ACTIVITY:
The answer must be every line of the records in which the string "status" appears.

[Items from an interface collection]
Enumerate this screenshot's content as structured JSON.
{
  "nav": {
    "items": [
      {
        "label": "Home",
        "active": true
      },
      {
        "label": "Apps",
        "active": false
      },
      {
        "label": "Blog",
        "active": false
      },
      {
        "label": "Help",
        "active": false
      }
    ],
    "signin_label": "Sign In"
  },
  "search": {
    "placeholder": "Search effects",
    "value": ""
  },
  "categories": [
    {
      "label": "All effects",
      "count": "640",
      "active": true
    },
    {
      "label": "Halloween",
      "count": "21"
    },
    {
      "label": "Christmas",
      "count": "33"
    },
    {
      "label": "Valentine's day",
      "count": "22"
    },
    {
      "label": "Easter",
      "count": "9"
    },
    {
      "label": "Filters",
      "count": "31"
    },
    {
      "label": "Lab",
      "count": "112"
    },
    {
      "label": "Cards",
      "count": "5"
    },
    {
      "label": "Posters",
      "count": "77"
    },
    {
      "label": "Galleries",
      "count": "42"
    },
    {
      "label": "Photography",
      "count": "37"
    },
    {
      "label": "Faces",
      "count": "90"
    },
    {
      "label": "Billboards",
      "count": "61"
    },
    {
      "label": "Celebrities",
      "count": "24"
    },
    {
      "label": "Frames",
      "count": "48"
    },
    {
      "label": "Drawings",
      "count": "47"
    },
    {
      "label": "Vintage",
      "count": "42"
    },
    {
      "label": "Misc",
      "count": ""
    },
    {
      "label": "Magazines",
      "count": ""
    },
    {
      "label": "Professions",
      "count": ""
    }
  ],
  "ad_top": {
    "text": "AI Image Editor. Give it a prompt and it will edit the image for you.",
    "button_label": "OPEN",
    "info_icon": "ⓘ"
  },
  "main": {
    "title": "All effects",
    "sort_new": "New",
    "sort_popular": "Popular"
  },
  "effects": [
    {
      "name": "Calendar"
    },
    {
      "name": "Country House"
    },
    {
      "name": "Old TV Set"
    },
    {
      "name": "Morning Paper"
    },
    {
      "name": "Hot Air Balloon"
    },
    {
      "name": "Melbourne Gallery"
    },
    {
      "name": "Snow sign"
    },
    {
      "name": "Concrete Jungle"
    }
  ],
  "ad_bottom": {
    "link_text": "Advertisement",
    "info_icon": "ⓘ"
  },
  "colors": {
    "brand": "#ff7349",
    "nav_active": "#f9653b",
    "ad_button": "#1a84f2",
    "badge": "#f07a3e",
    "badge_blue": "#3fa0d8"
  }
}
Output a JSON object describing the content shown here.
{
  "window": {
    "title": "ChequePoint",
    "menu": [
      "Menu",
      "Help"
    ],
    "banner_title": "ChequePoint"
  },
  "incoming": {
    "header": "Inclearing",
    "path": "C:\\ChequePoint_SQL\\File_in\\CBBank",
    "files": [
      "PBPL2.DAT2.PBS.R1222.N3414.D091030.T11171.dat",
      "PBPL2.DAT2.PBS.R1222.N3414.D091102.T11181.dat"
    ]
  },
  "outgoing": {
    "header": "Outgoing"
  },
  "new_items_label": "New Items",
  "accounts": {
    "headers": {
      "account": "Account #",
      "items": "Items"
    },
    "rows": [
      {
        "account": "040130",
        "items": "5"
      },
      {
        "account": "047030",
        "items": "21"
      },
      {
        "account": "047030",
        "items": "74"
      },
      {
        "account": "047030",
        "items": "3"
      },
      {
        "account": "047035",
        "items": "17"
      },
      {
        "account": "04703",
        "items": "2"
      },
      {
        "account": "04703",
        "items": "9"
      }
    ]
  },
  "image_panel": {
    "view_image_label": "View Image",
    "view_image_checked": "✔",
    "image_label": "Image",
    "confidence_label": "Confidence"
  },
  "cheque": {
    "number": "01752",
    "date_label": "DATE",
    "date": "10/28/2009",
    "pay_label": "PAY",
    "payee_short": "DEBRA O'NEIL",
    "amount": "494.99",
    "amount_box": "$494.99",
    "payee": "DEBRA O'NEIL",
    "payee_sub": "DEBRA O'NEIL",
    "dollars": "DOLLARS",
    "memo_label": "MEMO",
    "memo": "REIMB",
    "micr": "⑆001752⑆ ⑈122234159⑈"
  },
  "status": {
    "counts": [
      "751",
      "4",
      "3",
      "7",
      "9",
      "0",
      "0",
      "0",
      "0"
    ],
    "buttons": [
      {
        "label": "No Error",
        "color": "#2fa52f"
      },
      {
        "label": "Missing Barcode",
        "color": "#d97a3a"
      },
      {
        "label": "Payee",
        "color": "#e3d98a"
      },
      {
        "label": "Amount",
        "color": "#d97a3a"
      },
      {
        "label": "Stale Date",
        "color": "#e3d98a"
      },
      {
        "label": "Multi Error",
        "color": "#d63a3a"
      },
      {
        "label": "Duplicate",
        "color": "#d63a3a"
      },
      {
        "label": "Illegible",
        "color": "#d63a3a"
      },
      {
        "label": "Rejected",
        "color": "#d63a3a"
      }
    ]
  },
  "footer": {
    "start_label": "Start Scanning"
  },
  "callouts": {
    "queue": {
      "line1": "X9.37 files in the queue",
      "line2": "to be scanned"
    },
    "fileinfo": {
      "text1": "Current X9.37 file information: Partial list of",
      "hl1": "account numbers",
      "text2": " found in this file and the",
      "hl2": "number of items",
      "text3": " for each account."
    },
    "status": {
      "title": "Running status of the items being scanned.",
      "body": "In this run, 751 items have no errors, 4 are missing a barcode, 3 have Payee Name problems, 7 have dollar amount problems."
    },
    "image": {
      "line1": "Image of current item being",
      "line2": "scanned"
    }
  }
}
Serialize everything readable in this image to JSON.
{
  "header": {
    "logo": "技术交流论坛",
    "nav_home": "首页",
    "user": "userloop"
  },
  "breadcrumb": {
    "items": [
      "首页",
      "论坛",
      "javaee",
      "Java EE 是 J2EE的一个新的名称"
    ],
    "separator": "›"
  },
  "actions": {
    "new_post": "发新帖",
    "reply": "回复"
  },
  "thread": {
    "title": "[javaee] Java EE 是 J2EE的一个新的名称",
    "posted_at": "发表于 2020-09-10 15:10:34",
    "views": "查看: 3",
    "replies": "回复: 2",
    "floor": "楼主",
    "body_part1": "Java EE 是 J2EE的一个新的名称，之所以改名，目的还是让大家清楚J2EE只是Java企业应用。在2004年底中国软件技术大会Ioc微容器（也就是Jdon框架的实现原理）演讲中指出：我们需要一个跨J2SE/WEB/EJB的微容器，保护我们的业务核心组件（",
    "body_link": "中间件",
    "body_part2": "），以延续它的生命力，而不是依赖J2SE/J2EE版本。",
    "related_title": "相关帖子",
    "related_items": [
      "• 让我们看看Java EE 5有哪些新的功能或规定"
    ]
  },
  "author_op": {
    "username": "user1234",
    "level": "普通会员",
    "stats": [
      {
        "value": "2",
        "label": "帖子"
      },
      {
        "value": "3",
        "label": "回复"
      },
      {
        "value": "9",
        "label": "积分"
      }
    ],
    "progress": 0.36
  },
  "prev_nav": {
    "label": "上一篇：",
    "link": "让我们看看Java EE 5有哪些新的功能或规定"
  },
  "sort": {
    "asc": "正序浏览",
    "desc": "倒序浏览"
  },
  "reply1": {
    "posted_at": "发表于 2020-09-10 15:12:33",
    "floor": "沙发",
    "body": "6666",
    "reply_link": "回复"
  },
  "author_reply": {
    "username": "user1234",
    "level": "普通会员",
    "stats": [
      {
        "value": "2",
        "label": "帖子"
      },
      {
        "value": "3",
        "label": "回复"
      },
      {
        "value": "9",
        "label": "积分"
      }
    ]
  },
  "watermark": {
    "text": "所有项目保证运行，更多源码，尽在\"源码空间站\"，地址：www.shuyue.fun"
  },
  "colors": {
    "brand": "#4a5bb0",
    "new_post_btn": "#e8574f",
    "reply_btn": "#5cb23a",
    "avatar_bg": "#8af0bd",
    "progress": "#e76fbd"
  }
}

WRITTEN SOLUTION:
  "status": {
    "status": {
      "title": "Running status of the items being scanned.",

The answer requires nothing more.